*TASK*.
Take each line from the entries that holds "Aller" and copy it out.

**********

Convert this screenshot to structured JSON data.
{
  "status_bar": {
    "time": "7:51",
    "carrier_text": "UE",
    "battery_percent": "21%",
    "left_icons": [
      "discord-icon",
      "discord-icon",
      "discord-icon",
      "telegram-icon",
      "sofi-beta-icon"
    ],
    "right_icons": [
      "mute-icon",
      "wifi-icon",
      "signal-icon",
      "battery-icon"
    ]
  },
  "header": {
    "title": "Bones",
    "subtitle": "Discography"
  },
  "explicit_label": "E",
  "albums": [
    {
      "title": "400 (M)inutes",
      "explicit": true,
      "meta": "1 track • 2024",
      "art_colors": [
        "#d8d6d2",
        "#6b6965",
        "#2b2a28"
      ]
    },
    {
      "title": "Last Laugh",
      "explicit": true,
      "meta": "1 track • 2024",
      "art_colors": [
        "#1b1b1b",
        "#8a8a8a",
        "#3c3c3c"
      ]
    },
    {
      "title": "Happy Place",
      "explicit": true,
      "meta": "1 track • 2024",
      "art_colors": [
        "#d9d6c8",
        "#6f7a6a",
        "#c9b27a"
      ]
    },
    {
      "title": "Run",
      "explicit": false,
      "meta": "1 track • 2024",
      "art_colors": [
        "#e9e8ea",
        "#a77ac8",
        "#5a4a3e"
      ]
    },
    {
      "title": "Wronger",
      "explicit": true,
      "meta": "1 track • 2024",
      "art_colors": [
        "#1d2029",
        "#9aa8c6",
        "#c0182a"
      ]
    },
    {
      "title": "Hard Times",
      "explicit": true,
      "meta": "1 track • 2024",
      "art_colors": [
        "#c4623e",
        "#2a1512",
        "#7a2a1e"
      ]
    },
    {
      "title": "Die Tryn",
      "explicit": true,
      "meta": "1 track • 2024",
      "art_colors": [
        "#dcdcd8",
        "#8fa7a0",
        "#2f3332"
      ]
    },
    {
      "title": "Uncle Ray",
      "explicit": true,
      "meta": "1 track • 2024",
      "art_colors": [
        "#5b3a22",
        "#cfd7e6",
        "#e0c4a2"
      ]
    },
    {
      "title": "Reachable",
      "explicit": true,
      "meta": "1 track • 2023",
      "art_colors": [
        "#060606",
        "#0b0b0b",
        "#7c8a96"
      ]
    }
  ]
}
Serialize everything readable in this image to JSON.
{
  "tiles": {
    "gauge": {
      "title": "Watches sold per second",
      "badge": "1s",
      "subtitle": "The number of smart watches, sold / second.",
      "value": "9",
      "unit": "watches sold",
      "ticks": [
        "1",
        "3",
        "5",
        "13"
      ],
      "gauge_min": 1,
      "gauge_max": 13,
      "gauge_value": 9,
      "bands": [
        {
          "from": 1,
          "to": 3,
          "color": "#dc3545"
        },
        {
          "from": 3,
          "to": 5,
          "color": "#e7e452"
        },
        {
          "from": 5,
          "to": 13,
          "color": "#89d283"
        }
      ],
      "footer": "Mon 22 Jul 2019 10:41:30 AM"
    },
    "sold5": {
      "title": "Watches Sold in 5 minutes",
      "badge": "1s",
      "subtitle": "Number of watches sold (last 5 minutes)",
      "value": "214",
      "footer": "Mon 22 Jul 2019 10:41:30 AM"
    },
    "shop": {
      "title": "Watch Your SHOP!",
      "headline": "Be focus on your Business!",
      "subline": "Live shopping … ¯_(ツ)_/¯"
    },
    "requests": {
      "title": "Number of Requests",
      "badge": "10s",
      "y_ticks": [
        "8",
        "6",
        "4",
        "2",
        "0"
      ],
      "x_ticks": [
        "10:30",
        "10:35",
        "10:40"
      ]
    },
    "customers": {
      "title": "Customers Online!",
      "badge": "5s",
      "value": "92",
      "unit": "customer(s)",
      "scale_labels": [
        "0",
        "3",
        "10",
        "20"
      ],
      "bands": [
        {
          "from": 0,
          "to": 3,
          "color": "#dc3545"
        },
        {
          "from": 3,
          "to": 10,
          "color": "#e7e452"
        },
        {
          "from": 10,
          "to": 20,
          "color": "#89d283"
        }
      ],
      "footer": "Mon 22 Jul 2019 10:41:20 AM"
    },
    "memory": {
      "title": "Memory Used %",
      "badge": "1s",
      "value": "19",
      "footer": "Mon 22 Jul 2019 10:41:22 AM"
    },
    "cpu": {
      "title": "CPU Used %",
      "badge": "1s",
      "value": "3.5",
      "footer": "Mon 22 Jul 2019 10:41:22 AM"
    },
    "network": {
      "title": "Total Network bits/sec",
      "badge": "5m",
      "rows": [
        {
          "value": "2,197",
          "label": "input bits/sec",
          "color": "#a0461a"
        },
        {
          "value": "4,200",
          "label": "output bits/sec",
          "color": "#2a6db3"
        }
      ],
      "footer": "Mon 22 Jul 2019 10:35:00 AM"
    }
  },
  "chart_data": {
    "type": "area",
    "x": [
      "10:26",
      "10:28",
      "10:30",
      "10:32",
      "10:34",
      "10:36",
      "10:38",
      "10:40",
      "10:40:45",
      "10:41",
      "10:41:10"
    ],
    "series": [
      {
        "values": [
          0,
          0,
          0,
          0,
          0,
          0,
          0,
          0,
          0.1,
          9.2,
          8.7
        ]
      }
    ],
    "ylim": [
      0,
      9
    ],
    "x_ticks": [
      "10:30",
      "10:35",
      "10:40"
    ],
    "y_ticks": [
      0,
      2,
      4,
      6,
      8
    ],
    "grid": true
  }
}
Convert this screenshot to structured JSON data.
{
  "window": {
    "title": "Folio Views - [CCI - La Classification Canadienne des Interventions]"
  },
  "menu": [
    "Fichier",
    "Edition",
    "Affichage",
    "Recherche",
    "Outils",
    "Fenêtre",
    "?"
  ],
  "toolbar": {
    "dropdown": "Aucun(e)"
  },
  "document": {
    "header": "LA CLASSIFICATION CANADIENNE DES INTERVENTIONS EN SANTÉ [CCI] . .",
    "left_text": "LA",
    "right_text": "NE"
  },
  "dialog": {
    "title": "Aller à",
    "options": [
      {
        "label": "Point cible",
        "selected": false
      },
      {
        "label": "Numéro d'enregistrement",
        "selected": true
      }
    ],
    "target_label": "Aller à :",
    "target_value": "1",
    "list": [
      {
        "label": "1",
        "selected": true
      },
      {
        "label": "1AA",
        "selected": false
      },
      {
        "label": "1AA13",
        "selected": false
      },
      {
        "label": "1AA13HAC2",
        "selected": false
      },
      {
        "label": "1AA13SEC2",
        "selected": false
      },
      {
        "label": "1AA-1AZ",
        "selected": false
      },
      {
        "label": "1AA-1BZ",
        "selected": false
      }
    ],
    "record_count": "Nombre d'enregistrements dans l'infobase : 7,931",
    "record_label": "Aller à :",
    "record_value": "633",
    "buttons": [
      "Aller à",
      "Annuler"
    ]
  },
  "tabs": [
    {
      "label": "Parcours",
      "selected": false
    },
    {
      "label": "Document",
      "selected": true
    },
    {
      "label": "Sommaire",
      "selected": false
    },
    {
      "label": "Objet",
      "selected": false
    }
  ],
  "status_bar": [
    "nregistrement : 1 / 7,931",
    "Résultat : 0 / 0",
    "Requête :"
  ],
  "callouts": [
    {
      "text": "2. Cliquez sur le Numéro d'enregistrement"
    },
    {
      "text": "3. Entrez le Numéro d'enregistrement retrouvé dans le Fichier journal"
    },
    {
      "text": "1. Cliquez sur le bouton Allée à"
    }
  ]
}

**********

*RESPONSE TO THIS EXERCISE*.
    "title": "Aller à",
    "target_label": "Aller à :",
    "record_label": "Aller à :",
      "Aller à",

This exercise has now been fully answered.